The Wolf Border by Sarah Hall
Rachel Caine is an independent woman whose professionally inspired penchant for private living toes the line between confidence and loneliness. Her scientific approach to the world is an emotionless one, which makes The Wolf Border a difficult book to enjoy. The book is full of choppy, short sentences that describe in deadpan every possible detail of a scene. Hall frequently jumps from Rachel’s zoological life to her personal life in a heavy-handed attempt to show their parallels.
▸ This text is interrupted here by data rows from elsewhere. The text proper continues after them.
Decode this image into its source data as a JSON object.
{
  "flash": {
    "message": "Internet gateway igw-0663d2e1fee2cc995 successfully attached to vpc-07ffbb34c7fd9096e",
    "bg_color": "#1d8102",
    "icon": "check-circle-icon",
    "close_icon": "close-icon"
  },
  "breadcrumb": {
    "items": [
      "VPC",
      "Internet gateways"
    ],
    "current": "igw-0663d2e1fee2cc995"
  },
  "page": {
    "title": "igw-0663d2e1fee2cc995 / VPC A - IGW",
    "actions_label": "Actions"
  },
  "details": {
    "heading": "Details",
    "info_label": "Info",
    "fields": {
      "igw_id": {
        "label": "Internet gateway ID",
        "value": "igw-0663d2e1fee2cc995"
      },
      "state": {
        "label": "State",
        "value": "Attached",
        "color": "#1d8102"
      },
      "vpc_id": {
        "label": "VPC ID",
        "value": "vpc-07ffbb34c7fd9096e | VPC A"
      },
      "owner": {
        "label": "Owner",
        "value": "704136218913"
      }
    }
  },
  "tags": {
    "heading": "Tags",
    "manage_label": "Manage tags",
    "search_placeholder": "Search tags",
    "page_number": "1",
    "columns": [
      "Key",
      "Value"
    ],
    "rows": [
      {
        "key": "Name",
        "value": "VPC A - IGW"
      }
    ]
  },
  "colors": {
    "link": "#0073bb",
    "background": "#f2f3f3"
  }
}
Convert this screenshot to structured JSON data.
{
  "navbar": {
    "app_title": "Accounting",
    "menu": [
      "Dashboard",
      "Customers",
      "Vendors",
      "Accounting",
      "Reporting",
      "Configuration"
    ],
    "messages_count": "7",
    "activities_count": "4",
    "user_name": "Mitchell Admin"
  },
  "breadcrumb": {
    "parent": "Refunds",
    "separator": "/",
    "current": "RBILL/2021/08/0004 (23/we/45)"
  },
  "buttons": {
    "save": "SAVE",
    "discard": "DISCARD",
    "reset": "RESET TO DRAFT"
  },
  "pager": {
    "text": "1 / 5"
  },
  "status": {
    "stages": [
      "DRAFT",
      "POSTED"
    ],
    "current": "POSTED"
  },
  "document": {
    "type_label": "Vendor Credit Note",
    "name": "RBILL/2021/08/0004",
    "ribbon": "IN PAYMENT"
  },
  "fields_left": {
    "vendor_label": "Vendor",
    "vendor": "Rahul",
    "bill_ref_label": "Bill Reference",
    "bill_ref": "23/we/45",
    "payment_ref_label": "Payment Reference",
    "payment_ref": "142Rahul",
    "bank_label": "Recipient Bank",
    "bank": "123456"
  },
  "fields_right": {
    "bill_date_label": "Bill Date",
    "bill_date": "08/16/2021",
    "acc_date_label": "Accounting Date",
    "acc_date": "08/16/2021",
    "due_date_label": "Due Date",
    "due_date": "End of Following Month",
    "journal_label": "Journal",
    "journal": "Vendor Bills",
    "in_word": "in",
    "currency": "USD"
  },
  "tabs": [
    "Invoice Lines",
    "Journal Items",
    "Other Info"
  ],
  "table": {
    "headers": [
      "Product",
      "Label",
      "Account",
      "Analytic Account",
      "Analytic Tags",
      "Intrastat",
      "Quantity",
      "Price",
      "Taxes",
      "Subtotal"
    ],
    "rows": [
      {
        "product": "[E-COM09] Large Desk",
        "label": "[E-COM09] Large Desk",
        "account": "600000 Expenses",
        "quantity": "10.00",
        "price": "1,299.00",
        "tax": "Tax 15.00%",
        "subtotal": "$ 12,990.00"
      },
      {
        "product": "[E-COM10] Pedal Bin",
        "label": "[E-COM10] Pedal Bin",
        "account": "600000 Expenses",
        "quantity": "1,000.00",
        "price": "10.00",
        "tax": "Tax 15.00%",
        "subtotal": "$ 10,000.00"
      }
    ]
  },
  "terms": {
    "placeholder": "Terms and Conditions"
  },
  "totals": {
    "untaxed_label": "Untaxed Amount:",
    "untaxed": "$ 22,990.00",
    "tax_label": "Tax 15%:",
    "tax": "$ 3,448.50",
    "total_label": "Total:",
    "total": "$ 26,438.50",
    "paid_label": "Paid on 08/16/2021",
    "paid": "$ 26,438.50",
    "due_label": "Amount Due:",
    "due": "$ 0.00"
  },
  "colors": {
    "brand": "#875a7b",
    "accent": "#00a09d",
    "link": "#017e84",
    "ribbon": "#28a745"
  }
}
Her sexual relationships are cold and canine: “Romance fails,” she thinks, “because it is never supposed to work, past the act itself, the moment of lust.” But maybe that will change: before moving back to England, she becomes pregnant after a fling with a co-worker and decides to keep the baby. Hall makes excessive attempts at showing how animalistic humans are: her characters, even, try to make those connections. It’s exhausting, and unnecessary. “Rachel shrugs,” when her brother tries to compare himself to her wolves. “Such analogies,” she thinks, “are not helpful, though she, too, has in the past made comparisons.” Hall, strangely, seems to disagree, as The Wolf Border is full of these connections.
The re-naturalization of wolves into England is presented as a divisive, hot-button issue: throughout the novel, Rachel manages protests and wades through hate mail from local opposition. The existence of the wolf enclosure is the source of the book’s conflict, and Sarah Hall needs her readers to see both sides of this issue in order to remain interested in what happens to Rachel and her team. But, it’s not that dangerous a project: it’s about as offensive as opening any animal preservation, zoo, or research facility. Readers who come to The Wolf Border familiar with Sarah Hall’s excellent and literary previous novels (How to Paint a Dead Man, The Electric Michelangelo…) will surely have a similar open mind and consider the Annerdale plot somewhat of a non-issue. Characters in the book remark at length on how scientifically by-the-book the enclosure is, and how there’s nothing to worry about with regards to its operations. Then, why do we, as readers, need to endure so much concerned dialogue, justifications for the project’s merits, and watch Rachel clamor internally for some of kind of self-assurance to know that what she’s doing is the right thing?
As the novel unfolds, it feels as though Sarah Hall sees her wolves as a dry well of plot and moves on to other stories. Rachel Caine’s pregnancy reshapes The Wolf Border into what eventually becomes a novel about being a single mother (who happens to work with wolves on what we’re told is a controversial project). Stretches of chapters unfold that are so far removed from the wolves of Annerdale that they could be cut and pasted into another novel and no one would be the wiser. Once her baby is born, Hall shifts gears again to an unnecessary sub-plot about Rachel’s brother. A terrible feeling sinks in after each of these shifts in the book: could Hall have become bored with her previous stretches of prose, and are these attempts at resuscitation? At nearly 450 pages, The Wolf Border suffers from a lack of focus and commitment.